• Task to carry out
Leave the images out and write out each entry exactly as shown.

▬▬▬▬▬▬▬▬▬▬

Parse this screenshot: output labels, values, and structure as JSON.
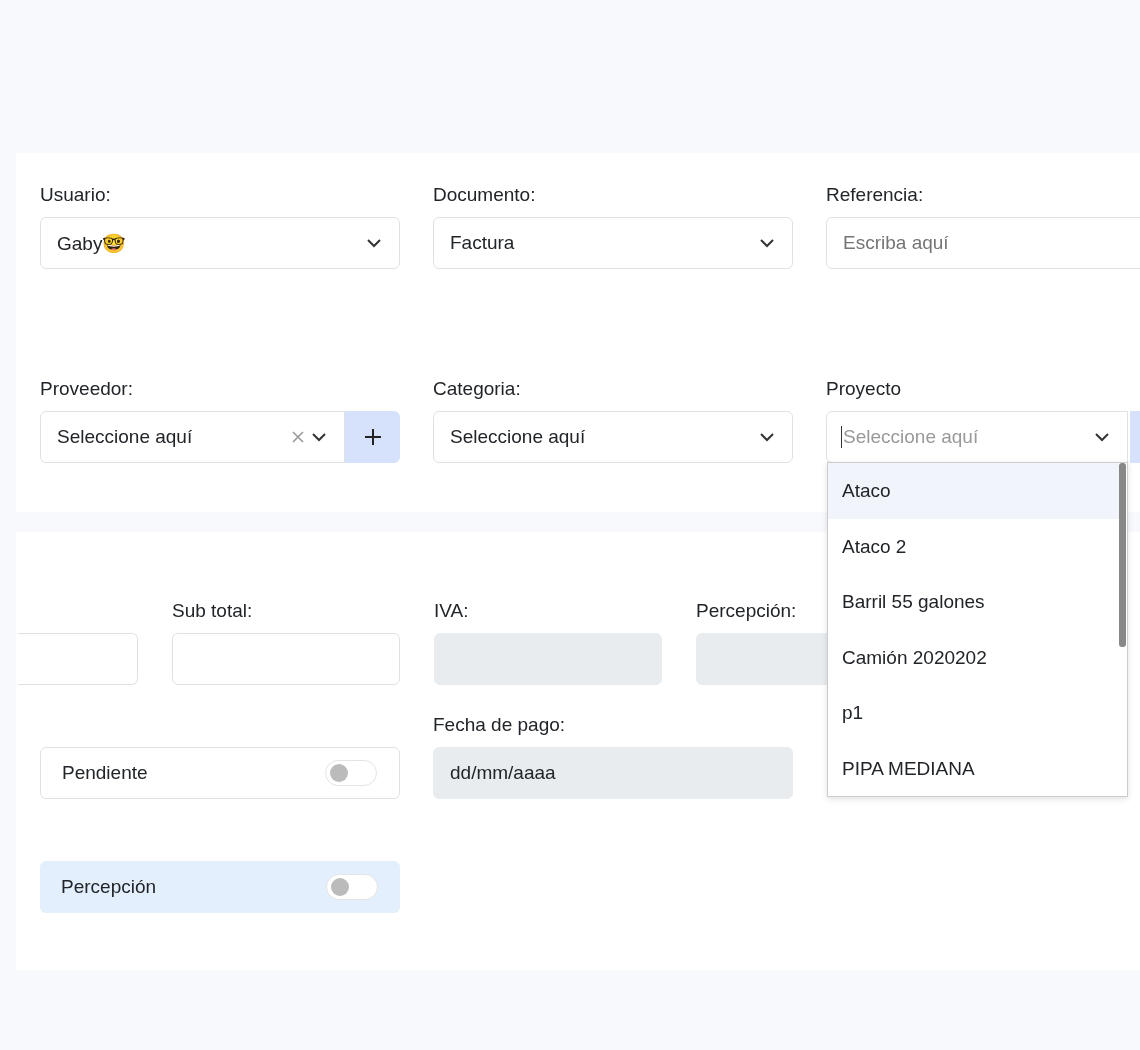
{
  "header_fields": [
    {
      "label": "Usuario:",
      "kind": "select",
      "value": "Gaby🤓"
    },
    {
      "label": "Documento:",
      "kind": "select",
      "value": "Factura"
    },
    {
      "label": "Referencia:",
      "kind": "text",
      "placeholder": "Escriba aquí"
    }
  ],
  "lookup_fields": [
    {
      "label": "Proveedor:",
      "kind": "select-add",
      "placeholder": "Seleccione aquí"
    },
    {
      "label": "Categoria:",
      "kind": "select",
      "placeholder": "Seleccione aquí"
    },
    {
      "label": "Proyecto",
      "kind": "search",
      "placeholder": "Seleccione aquí",
      "options": [
        {
          "label": "Ataco",
          "selected": true
        },
        {
          "label": "Ataco 2",
          "selected": false
        },
        {
          "label": "Barril 55 galones",
          "selected": false
        },
        {
          "label": "Camión 2020202",
          "selected": false
        },
        {
          "label": "p1",
          "selected": false
        },
        {
          "label": "PIPA MEDIANA",
          "selected": false
        }
      ]
    }
  ],
  "amounts": [
    {
      "kind": "text"
    },
    {
      "label": "Sub total:",
      "kind": "text"
    },
    {
      "label": "IVA:",
      "kind": "readonly"
    },
    {
      "label": "Percepción:",
      "kind": "readonly"
    }
  ],
  "payment_date": {
    "label": "Fecha de pago:",
    "placeholder": "dd/mm/aaaa"
  },
  "switches": [
    {
      "label": "Pendiente",
      "kind": "plain",
      "checked": false
    },
    {
      "label": "Percepción",
      "kind": "tinted",
      "checked": false
    }
  ]
}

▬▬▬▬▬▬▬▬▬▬

• Result
Parse this screenshot: output labels, values, and structure as JSON.
{
  "header_fields": [
    {
      "label": "Usuario:",
      "kind": "select",
      "value": "Gaby🤓"
    },
    {
      "label": "Documento:",
      "kind": "select",
      "value": "Factura"
    },
    {
      "label": "Referencia:",
      "kind": "text",
      "placeholder": "Escriba aquí"
    }
  ],
  "lookup_fields": [
    {
      "label": "Proveedor:",
      "kind": "select-add",
      "placeholder": "Seleccione aquí"
    },
    {
      "label": "Categoria:",
      "kind": "select",
      "placeholder": "Seleccione aquí"
    },
    {
      "label": "Proyecto",
      "kind": "search",
      "placeholder": "Seleccione aquí",
      "options": [
        {
          "label": "Ataco",
          "selected": true
        },
        {
          "label": "Ataco 2",
          "selected": false
        },
        {
          "label": "Barril 55 galones",
          "selected": false
        },
        {
          "label": "Camión 2020202",
          "selected": false
        },
        {
          "label": "p1",
          "selected": false
        },
        {
          "label": "PIPA MEDIANA",
          "selected": false
        }
      ]
    }
  ],
  "amounts": [
    {
      "kind": "text"
    },
    {
      "label": "Sub total:",
      "kind": "text"
    },
    {
      "label": "IVA:",
      "kind": "readonly"
    },
    {
      "label": "Percepción:",
      "kind": "readonly"
    }
  ],
  "payment_date": {
    "label": "Fecha de pago:",
    "placeholder": "dd/mm/aaaa"
  },
  "switches": [
    {
      "label": "Pendiente",
      "kind": "plain",
      "checked": false
    },
    {
      "label": "Percepción",
      "kind": "tinted",
      "checked": false
    }
  ]
}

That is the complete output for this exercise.